▶ **Exercise requirements**
The expected output is each line in the data below that includes the string "XorAndXor".
Data in this exercise START
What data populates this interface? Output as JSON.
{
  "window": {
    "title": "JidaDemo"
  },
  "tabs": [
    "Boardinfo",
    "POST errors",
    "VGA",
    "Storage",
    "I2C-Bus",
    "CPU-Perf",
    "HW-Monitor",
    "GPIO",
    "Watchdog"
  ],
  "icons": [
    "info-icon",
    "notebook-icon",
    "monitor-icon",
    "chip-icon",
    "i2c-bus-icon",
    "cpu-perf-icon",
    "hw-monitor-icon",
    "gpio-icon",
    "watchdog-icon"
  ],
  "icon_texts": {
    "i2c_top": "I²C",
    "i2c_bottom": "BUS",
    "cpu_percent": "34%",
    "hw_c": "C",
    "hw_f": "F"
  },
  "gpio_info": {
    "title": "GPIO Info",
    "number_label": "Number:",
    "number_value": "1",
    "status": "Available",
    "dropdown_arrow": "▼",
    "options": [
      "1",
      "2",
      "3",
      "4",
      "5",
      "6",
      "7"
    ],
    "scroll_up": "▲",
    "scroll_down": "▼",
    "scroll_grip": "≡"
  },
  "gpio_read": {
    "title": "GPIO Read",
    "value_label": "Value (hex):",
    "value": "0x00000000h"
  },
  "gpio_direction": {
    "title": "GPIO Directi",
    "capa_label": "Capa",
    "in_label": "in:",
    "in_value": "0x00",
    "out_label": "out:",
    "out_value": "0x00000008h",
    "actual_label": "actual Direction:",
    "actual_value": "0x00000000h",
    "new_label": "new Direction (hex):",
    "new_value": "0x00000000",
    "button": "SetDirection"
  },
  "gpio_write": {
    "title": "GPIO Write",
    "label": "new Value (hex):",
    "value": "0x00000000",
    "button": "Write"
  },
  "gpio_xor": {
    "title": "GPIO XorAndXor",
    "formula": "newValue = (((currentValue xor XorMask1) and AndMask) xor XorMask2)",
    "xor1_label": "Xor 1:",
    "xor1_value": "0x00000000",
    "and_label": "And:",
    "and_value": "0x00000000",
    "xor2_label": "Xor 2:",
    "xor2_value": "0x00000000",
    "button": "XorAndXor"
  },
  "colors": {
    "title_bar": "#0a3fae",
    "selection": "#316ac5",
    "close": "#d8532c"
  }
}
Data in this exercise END
▶ **Response to the task**
    "title": "GPIO XorAndXor",
    "button": "XorAndXor"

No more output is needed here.